## Data for analysis

· · · · ·

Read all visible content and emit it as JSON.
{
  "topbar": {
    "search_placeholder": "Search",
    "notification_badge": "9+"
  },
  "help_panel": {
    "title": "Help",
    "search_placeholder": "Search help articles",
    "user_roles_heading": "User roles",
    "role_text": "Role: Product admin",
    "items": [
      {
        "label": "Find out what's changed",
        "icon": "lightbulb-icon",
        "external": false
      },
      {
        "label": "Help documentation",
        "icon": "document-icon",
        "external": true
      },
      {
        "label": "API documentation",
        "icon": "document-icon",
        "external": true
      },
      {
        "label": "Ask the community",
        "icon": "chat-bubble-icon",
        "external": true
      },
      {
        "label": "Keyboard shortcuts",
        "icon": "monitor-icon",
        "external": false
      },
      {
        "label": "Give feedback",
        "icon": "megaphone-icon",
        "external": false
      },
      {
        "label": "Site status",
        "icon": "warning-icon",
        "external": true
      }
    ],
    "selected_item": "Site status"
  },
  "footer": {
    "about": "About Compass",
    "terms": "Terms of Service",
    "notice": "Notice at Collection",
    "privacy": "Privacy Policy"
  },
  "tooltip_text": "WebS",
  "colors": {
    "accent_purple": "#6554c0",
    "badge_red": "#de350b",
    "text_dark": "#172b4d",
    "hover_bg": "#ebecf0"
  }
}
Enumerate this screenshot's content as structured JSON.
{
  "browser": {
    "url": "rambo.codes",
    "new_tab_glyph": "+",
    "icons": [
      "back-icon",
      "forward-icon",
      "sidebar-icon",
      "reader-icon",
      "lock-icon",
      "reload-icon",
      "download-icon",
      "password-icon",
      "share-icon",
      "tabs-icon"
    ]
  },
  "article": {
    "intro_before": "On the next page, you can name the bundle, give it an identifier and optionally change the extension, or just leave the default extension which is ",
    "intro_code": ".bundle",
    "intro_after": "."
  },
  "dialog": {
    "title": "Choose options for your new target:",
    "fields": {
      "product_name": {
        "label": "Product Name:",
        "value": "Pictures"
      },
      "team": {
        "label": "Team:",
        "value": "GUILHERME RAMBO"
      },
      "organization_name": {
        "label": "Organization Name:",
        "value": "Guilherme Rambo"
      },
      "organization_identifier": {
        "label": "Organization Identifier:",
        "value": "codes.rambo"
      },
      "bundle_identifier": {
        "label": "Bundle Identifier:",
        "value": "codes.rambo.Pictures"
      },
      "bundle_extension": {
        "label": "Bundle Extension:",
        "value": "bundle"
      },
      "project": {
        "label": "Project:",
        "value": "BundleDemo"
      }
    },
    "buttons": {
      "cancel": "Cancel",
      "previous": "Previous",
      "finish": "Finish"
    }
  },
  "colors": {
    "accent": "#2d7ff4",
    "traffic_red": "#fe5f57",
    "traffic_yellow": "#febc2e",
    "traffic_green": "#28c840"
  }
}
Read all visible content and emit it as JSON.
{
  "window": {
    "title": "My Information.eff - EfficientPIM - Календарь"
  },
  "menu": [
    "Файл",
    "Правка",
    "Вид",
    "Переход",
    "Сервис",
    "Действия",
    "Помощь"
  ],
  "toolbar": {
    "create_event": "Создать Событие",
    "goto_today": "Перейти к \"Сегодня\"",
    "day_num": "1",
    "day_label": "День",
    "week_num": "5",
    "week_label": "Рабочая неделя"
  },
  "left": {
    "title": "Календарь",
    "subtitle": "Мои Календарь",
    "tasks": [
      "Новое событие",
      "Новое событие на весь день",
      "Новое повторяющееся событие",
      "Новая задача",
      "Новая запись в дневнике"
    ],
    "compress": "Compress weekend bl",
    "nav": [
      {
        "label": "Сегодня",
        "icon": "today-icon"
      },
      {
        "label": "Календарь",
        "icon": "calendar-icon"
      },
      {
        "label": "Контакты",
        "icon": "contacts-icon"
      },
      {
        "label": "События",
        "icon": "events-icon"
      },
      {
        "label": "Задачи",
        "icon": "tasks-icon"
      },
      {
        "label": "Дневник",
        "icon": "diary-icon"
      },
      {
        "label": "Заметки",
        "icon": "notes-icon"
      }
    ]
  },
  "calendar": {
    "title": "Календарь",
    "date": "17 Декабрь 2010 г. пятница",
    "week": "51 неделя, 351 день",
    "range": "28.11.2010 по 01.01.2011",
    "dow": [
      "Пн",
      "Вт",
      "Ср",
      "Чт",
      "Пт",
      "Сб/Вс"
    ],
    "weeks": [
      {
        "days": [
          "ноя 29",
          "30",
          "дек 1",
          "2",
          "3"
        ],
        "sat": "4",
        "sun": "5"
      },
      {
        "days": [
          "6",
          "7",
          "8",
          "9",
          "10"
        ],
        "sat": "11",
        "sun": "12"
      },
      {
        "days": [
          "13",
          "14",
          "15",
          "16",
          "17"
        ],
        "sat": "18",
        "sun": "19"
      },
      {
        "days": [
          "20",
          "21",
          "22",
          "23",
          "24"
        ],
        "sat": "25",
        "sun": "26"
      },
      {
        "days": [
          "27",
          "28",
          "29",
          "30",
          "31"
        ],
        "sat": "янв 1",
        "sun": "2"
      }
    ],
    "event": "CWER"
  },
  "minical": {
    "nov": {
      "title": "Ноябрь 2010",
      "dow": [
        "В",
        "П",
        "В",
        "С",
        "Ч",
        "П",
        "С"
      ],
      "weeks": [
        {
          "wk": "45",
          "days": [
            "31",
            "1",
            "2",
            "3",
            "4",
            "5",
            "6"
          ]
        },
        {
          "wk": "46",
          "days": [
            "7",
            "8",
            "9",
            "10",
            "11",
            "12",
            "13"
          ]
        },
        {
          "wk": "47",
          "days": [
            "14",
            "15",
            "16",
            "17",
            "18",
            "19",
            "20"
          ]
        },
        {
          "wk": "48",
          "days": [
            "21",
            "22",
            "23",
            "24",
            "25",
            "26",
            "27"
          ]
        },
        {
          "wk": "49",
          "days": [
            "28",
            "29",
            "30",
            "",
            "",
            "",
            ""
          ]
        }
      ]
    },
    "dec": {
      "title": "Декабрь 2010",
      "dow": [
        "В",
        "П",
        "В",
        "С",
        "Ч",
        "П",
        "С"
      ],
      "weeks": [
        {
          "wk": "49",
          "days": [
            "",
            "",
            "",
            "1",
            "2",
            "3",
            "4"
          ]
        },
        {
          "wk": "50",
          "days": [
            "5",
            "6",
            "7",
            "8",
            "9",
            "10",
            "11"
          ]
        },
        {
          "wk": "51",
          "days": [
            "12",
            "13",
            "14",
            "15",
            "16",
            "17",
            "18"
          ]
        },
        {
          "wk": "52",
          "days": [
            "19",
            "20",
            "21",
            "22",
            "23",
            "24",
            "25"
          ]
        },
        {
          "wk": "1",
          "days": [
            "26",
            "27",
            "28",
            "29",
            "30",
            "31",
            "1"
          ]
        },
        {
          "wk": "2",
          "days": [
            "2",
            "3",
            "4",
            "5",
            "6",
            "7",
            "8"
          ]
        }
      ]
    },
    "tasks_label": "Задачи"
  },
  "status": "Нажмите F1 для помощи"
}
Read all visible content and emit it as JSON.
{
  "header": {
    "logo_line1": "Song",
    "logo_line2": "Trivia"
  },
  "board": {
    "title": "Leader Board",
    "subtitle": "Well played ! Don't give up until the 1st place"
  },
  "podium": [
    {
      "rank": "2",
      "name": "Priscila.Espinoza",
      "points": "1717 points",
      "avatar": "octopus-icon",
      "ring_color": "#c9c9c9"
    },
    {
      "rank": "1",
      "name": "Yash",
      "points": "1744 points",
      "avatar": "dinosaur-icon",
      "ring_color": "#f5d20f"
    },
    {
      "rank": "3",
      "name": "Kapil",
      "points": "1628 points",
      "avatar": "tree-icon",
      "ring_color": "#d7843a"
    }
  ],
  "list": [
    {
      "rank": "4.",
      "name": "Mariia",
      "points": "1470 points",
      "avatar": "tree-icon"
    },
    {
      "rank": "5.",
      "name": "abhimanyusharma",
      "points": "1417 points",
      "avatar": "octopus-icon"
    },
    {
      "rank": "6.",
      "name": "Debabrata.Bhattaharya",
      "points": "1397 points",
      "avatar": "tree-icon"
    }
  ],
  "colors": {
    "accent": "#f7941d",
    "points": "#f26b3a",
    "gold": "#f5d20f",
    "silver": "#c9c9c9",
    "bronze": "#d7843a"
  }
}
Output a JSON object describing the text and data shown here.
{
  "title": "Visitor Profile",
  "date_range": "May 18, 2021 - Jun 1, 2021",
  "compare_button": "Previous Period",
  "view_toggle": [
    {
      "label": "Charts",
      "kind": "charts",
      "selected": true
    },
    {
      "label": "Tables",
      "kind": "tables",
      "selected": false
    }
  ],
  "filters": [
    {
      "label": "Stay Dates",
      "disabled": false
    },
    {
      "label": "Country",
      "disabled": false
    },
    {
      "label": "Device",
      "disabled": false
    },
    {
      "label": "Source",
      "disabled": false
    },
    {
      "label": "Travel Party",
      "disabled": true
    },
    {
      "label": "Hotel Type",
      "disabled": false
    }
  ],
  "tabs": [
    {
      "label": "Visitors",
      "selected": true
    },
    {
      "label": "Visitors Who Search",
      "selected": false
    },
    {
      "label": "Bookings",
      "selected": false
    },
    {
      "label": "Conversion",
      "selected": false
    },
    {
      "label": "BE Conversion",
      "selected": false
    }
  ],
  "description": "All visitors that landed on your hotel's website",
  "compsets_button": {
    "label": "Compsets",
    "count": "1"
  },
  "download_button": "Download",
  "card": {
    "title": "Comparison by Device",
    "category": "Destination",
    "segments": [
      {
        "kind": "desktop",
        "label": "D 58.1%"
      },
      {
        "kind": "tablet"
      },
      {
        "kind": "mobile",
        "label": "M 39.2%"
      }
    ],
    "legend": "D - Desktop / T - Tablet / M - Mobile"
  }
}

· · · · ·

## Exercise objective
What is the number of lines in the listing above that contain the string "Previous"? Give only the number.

## Answer area
2